By Kristen Hunt
During a completely remote fall semester, students at the College had to adjust to a new way of learning. Everything — including fashion — was affected by the reality of Zoom. With the absence of attending in-person classes, the idea of dressing up to attend online classes feels odd to some students.
“You should be comfortable in what you are wearing considering we are in a pandemic and forced to take classes virtually,” said freshman psychology major Katie Kline.
Regardless if students opted to abide by the restrictions of the College’s Spring Flex plan and live on campus or attend class in the comfort of their own homes, Zoom calls are inevitable for students, as the majority of courses the College offers are being held remotely only. Whether it is through virtual lectures, club meetings or Greek life events, students will have to once again experience the reality of spending a lot of time on the computer.
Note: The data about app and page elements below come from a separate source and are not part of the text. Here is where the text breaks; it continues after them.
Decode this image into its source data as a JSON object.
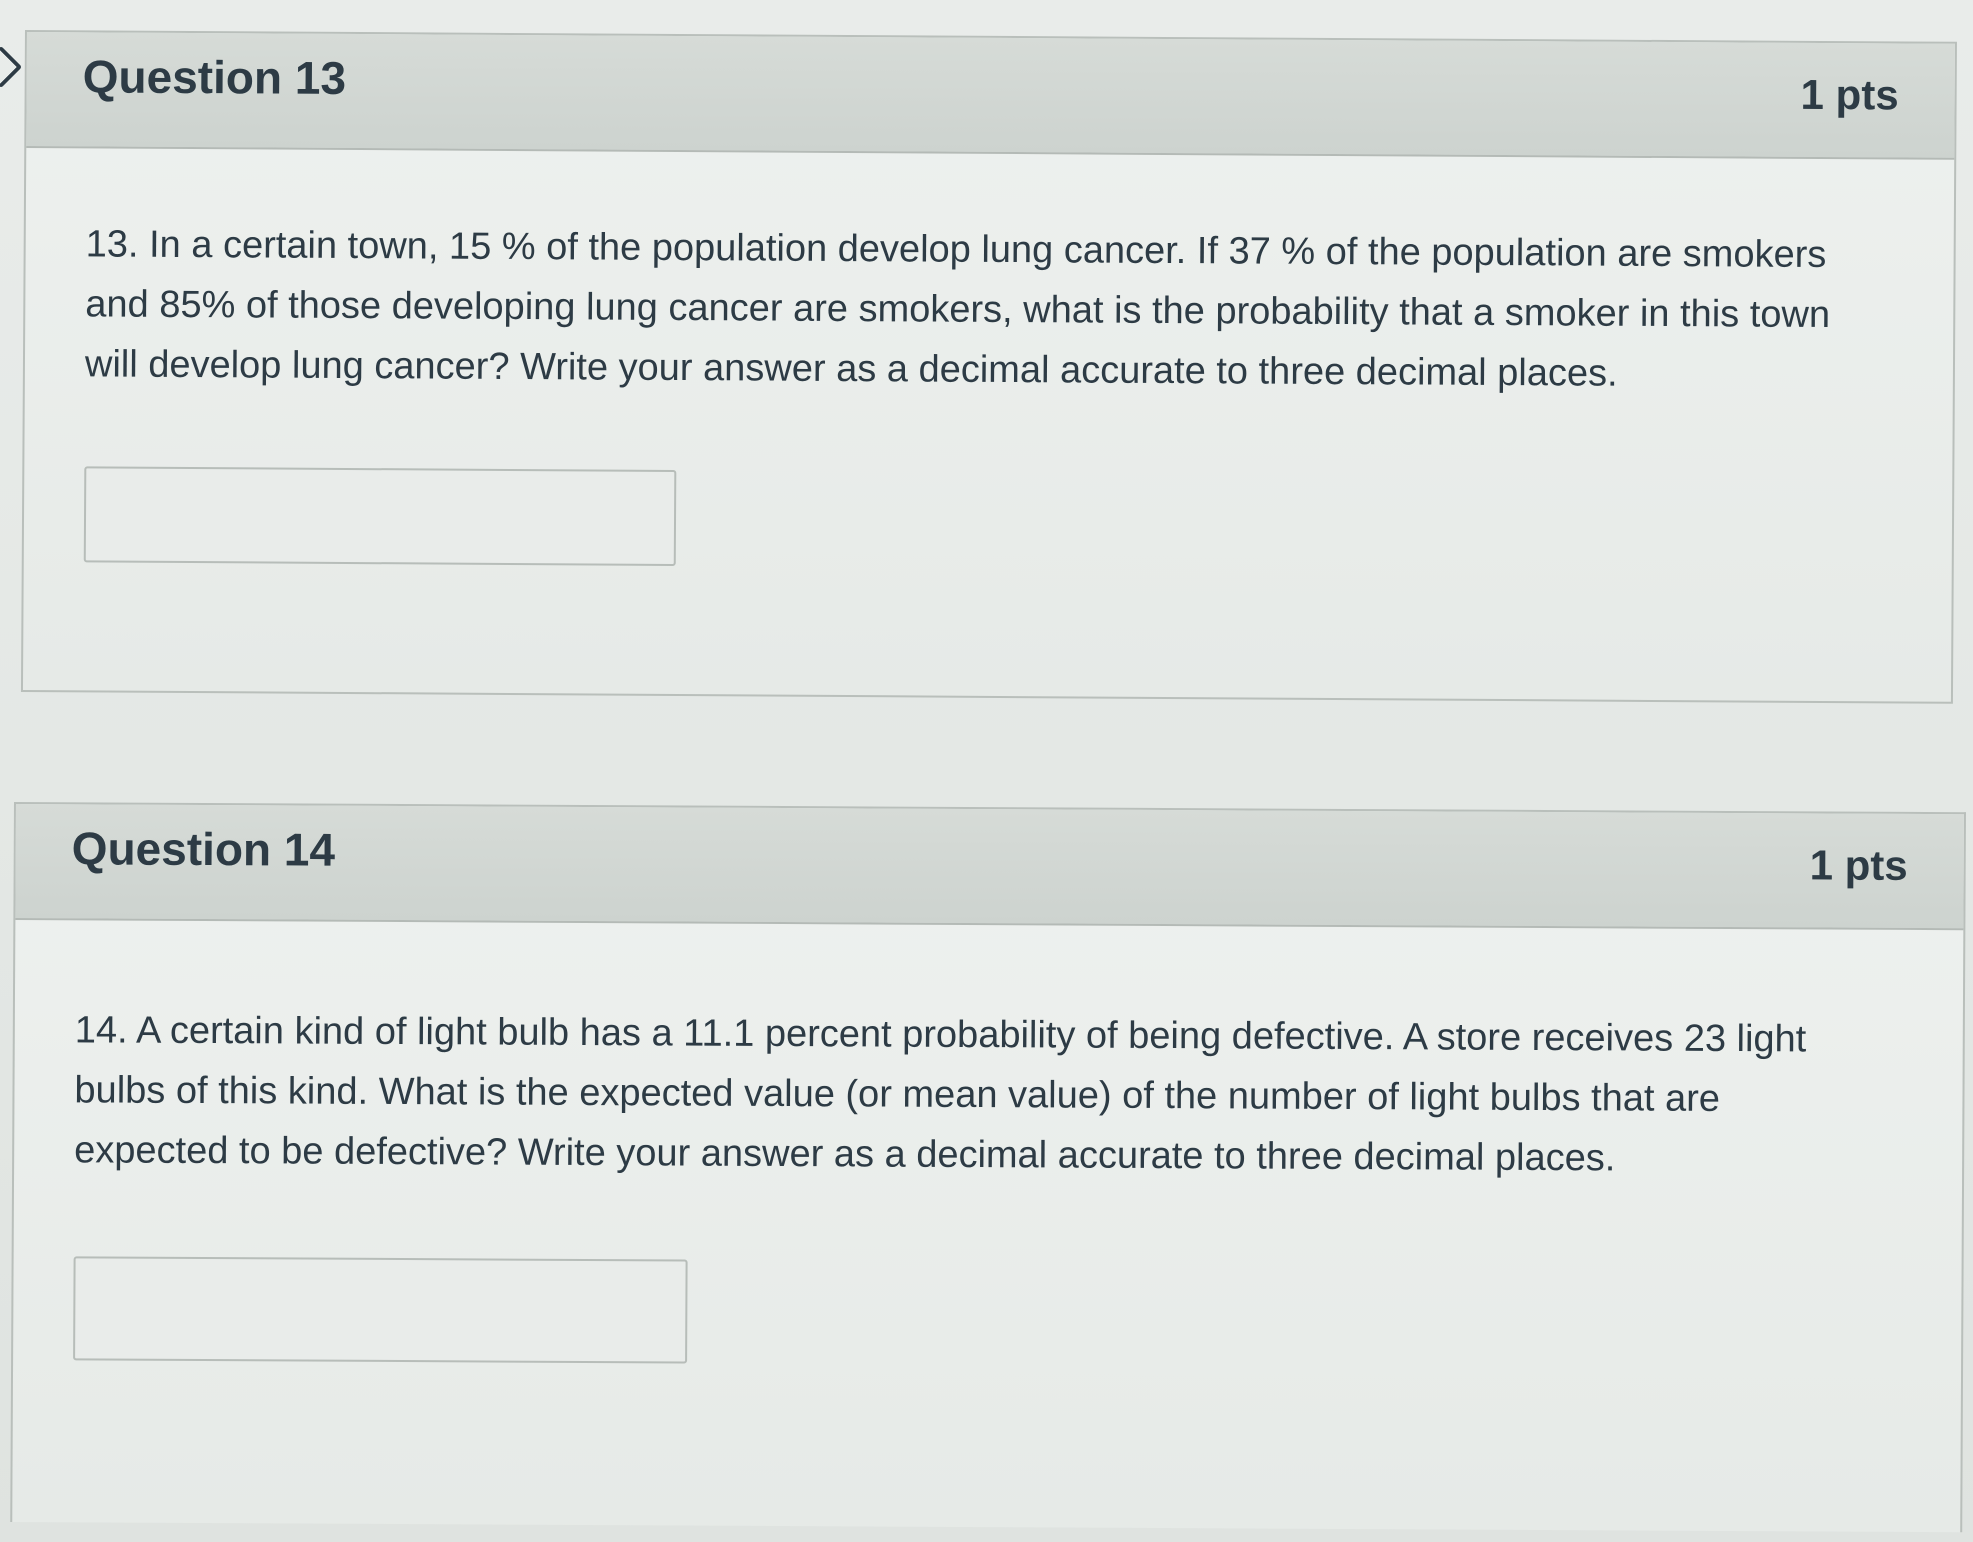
{
  "questions": [
    {
      "title": "Question 13",
      "points": "1 pts",
      "text": "13.  In a certain town, 15 % of the population develop lung cancer.  If 37 % of the population are smokers and 85% of those developing lung cancer are smokers, what is the probability that a smoker in this town will develop lung cancer?  Write your answer as a decimal accurate to three decimal places.",
      "answer_value": ""
    },
    {
      "title": "Question 14",
      "points": "1 pts",
      "text": "14.  A certain kind of light bulb has a 11.1 percent probability of being defective.  A store receives 23 light bulbs of this kind.  What is the expected value (or mean value) of the number of light bulbs that are expected to be defective?  Write your answer as a decimal accurate to three decimal places.",
      "answer_value": ""
    }
  ],
  "icons": {
    "nav": "chevron-right-icon"
  }
}
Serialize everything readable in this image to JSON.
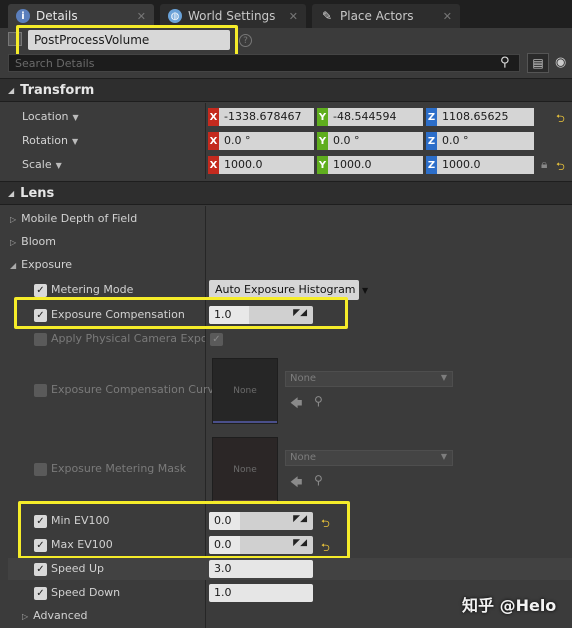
{
  "tabs": [
    {
      "label": "Details",
      "icon": "info-icon"
    },
    {
      "label": "World Settings",
      "icon": "globe-icon"
    },
    {
      "label": "Place Actors",
      "icon": "place-actors-icon"
    }
  ],
  "actor_name": "PostProcessVolume",
  "search": {
    "placeholder": "Search Details"
  },
  "transform": {
    "header": "Transform",
    "location": {
      "label": "Location",
      "x": "-1338.678467",
      "y": "-48.544594",
      "z": "1108.65625"
    },
    "rotation": {
      "label": "Rotation",
      "x": "0.0 °",
      "y": "0.0 °",
      "z": "0.0 °"
    },
    "scale": {
      "label": "Scale",
      "x": "1000.0",
      "y": "1000.0",
      "z": "1000.0"
    }
  },
  "axis_labels": {
    "x": "X",
    "y": "Y",
    "z": "Z"
  },
  "lens": {
    "header": "Lens",
    "mobile_dof": "Mobile Depth of Field",
    "bloom": "Bloom",
    "exposure": {
      "header": "Exposure",
      "metering_mode": {
        "label": "Metering Mode",
        "value": "Auto Exposure Histogram",
        "enabled": true
      },
      "exposure_compensation": {
        "label": "Exposure Compensation",
        "value": "1.0",
        "enabled": true,
        "fill": 0.38
      },
      "apply_physical_camera": {
        "label": "Apply Physical Camera Exposu",
        "enabled": false,
        "checked": true
      },
      "compensation_curve": {
        "label": "Exposure Compensation Curve",
        "thumb": "None",
        "asset": "None"
      },
      "metering_mask": {
        "label": "Exposure Metering Mask",
        "thumb": "None",
        "asset": "None"
      },
      "min_ev100": {
        "label": "Min EV100",
        "value": "0.0",
        "enabled": true,
        "fill": 0.3
      },
      "max_ev100": {
        "label": "Max EV100",
        "value": "0.0",
        "enabled": true,
        "fill": 0.3
      },
      "speed_up": {
        "label": "Speed Up",
        "value": "3.0",
        "enabled": true
      },
      "speed_down": {
        "label": "Speed Down",
        "value": "1.0",
        "enabled": true
      },
      "advanced": "Advanced"
    }
  },
  "watermark": "知乎 @Helo",
  "colors": {
    "highlight": "#f5ec2a",
    "x_axis": "#c42a1e",
    "y_axis": "#5fae1e",
    "z_axis": "#2c6ec9",
    "reset": "#e8c23a"
  }
}
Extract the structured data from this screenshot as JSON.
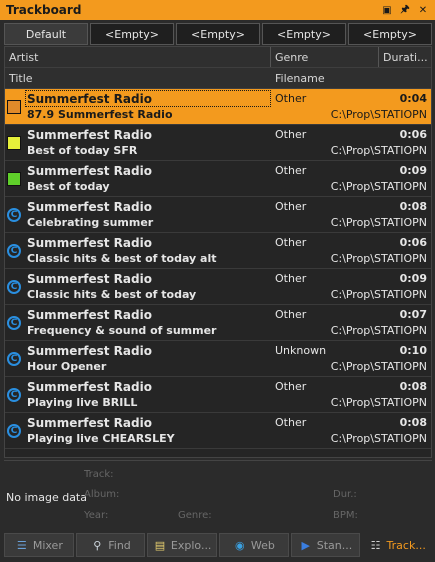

Spending hours sitting in front of the computer and listening to a Zoom lecture simply does not make fashion a huge priority this semester.
While most students wish to be chatting with professors in person, mingling with their best friends in the dining hall or studying at the library, many are attending virtual office hours, making the most of virtual club meetings and emailing professors about WiFi issues.
“For me, it’s not a huge priority to dress up fancy for online classes, so I typically wear casual clothes,” said freshman nursing major Kaitlyn Ann Mendoza, “But I still try to match what I’m wearing in order to feel put together so I’m able to attack the day. A casual sweater and joggers is my go-to look.”
Mendoza chooses to dress comfortably as her math and science courses do not require much camera time, but she believes it’s important to mix both comfort and personal style in order to create Zoom outfits that enhance confidence.
“I feel like dressing up depending on the occasion, but most times I go with sweatpants and being comfortable because that is what I’m most confident in,” said Kline.
Before the College went virtual, putting together outfits was a way for students to have fun, and express themselves through personal style. Whether that was through throwing on a unique pair of jeans, a professional shirt or a simple College accessory, students were excited to showcase fashion. Now, they are beginning to see fashion as an instrument of their performance in class.
“For more serious online meetings I would go for a more professional look but if it’s just a normal class where my professor doesn’t really care, then I wear what is comfortable,” Kline said. “When I’m comfortable I tend to pay attention better.”
Angeles Melesio, a graduate student at the College’s five-year urban elementary education program, has a lot on her academic plate this semester. With the task of student teaching on top of her regular schedule, Melesio understands the equal importance of presentation and comfort.
“I mainly prioritize comfort because spending all day sitting at a desk is not ideal or comfortable at all,” said Melesio. “So, for me, it’s important to wear something that makes me feel good while I’m in class or student teaching. I mainly wear sweatshirts or loungewear when I’m in class.”
For fashion-loving Christina Farah, a sophomore accounting major, losing the ability to go all out with new styles is disappointing. However, comfort still remains a priority.
“I love fashion! Outside of Zoom, I like to keep up with the trends. Denim jeans, with booties, and a leather jacket is my go to fit!” said Farah. “But on a typical online Zoom day, I like to wear leggings with a hoodie.”
Despite the heartbreaking absence of fashion at the College, what is of greatest importance is that students do whatever they can to stay happy and healthy during these times — even if that means wearing pajama bottoms to class.
“I believe that if you are comfortable and confident in what you wear to online class, and what you are wearing isn’t a distraction to yourself or others,” said Kline. “It really doesn’t matter what you wear.”